But the blood was in the water after the initial layoffs. A former Paradigm agent said the agency started to hemorrhage clients after the layoffs began. “Since the layoffs last year, there’s been a mass exodus of clients across the board,” the former agent said. “Anybody that was anyone. No directors left. No stars left.”
Additionally, in the era of “50/50 gender parity by 2020,” the five-agent leadership group led by Paradigm veteran Marty Diamond “has already met with criticism for its lack of diversity, with only one woman and no people of color on the leadership team” according to Hits Daily Double. The other four are Lee Anderson, Sam Hunt, Jonathan Levine and Jackie Nalpant. They will run music at the agency alongside Diamond.
In September, a half-dozen departed Paradigm agents started their own company, called TBA, taking over prominent touring acts including The War on Drugs, Chvrches and Courtney Barnett.
To make matters worse, the shutdown of the concert business happened at the agency’s low cash point, when it operated on loans that floated the company until the flush months of the summer and the festival and outdoor concert season.
Paradigm has one of the most prestigious music rosters in the industry and well-known music agents to match — including Sam Hunt (who reps the likes of Diplo, Janet Jackson and Chromeo), Head of Global Music Marty Diamond (who reps Ed Sheeran, Coldplay, Sia, Lorde, Alessia Cara, Snow Patrol and more), Matt Galle (Machine Gun Kelly, T-Pain, Shawn Mendes, Halsey), Matt Meyer (Cash Cash, Tinashe, Halsey), Corrie Christopher Martin (Imagine Dragons, Janet Jackson) and Stephanie Miles (Idina Menzel, Jesse McCartney, Jojo), among many more.

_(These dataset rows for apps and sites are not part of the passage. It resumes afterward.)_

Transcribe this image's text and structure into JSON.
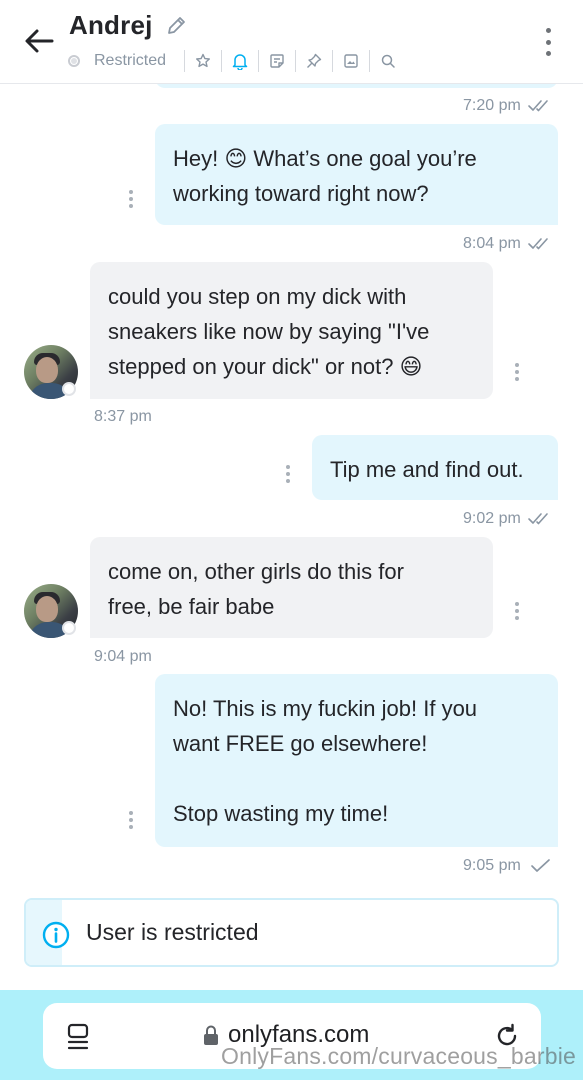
{
  "header": {
    "contact_name": "Andrej",
    "status": "Restricted",
    "tools": [
      "star-icon",
      "bell-icon",
      "note-icon",
      "pin-icon",
      "media-icon",
      "search-icon"
    ]
  },
  "messages": [
    {
      "id": "m1",
      "direction": "outgoing",
      "text": "Hey! 😊 What’s one goal you’re\nworking toward right now?",
      "time": "8:04 pm",
      "read": true
    },
    {
      "id": "m2",
      "direction": "incoming",
      "text": "could you step on my dick with\nsneakers like now by saying \"I've\nstepped on your dick\" or not? 😄",
      "time": "8:37 pm"
    },
    {
      "id": "m3",
      "direction": "outgoing",
      "text": "Tip me and find out.",
      "time": "9:02 pm",
      "read": true
    },
    {
      "id": "m4",
      "direction": "incoming",
      "text": "come on, other girls do this for\nfree, be fair babe",
      "time": "9:04 pm"
    },
    {
      "id": "m5",
      "direction": "outgoing",
      "text": "No! This is my fuckin job! If you\nwant FREE go elsewhere!\n\nStop wasting my time!",
      "time": "9:05 pm",
      "read": false
    }
  ],
  "previous_message_time": "7:20 pm",
  "notice": {
    "text": "User is restricted"
  },
  "browser": {
    "url": "onlyfans.com"
  },
  "watermark": "OnlyFans.com/curvaceous_barbie",
  "colors": {
    "outgoing_bubble": "#e3f6fd",
    "incoming_bubble": "#f1f2f4",
    "accent": "#00aff0",
    "browser_bar": "#aef0fa"
  }
}
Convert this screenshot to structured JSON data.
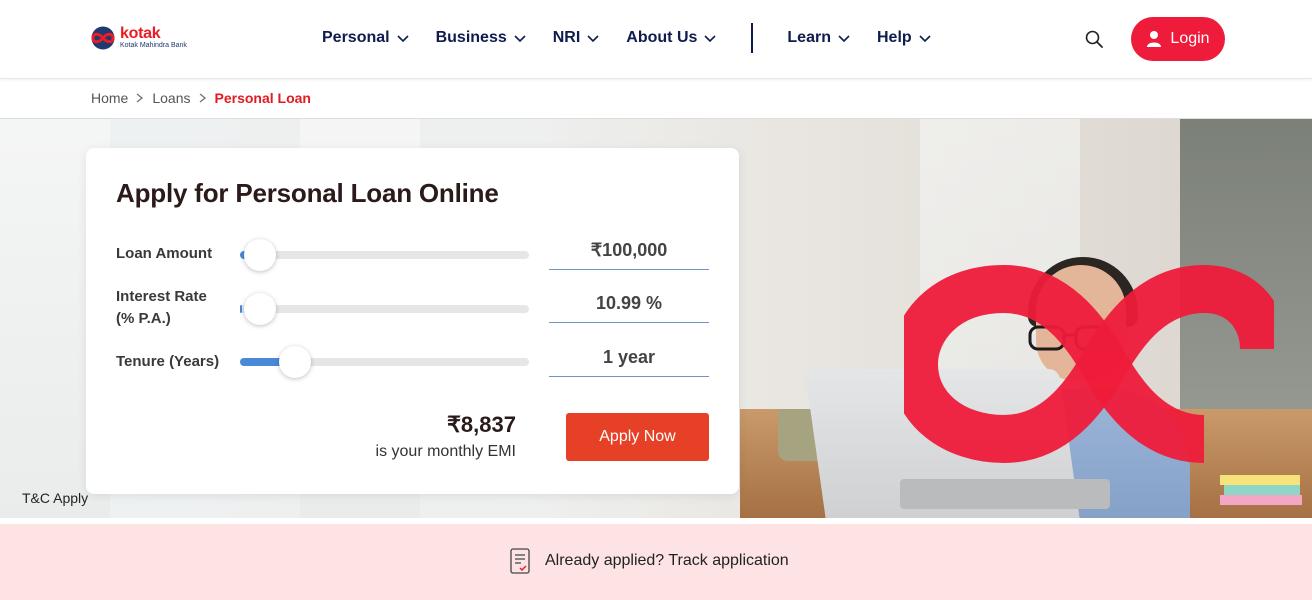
{
  "header": {
    "logo": {
      "brand": "kotak",
      "sub": "Kotak Mahindra Bank"
    },
    "nav": [
      {
        "label": "Personal"
      },
      {
        "label": "Business"
      },
      {
        "label": "NRI"
      },
      {
        "label": "About Us"
      },
      {
        "label": "Learn"
      },
      {
        "label": "Help"
      }
    ],
    "login_label": "Login",
    "brand_color": "#ee1b3a"
  },
  "breadcrumb": {
    "items": [
      "Home",
      "Loans"
    ],
    "current": "Personal Loan"
  },
  "calculator": {
    "title": "Apply for Personal Loan Online",
    "loan_amount": {
      "label": "Loan Amount",
      "value": "₹100,000",
      "slider_fraction": 0.02
    },
    "interest_rate": {
      "label_line1": "Interest Rate",
      "label_line2": "(% P.A.)",
      "value": "10.99 %",
      "slider_fraction": 0.0
    },
    "tenure": {
      "label": "Tenure (Years)",
      "value": "1 year",
      "slider_fraction": 0.19
    },
    "emi_amount": "₹8,837",
    "emi_label": "is your monthly EMI",
    "apply_label": "Apply Now"
  },
  "hero": {
    "tnc": "T&C Apply"
  },
  "track": {
    "label": "Already applied? Track application"
  },
  "icons": {
    "search": "search-icon",
    "user": "user-icon",
    "chevron": "chevron-down-icon",
    "document": "document-check-icon"
  }
}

Such a music roster seemed enticing to Casey Wasserman, who on Wednesday officially finalized a deal to acquire the North American music assets, including the live-music representation business as well as a new operating unit. The deal is expected to close in Q2 2021, and the new company’s name and configuration will be shared by Wasserman. The Wrap exclusively reported last June that the mogul had begun negotiations to acquire the assets.
Last summer, Tom Gores and his investment company Crescent Drive Media also took an ownership stake in Paradigm. The move was a financial step to aid Paradigm in weathering the coronavirus crisis but also to “invest in future growth.”
That growth never came to pass.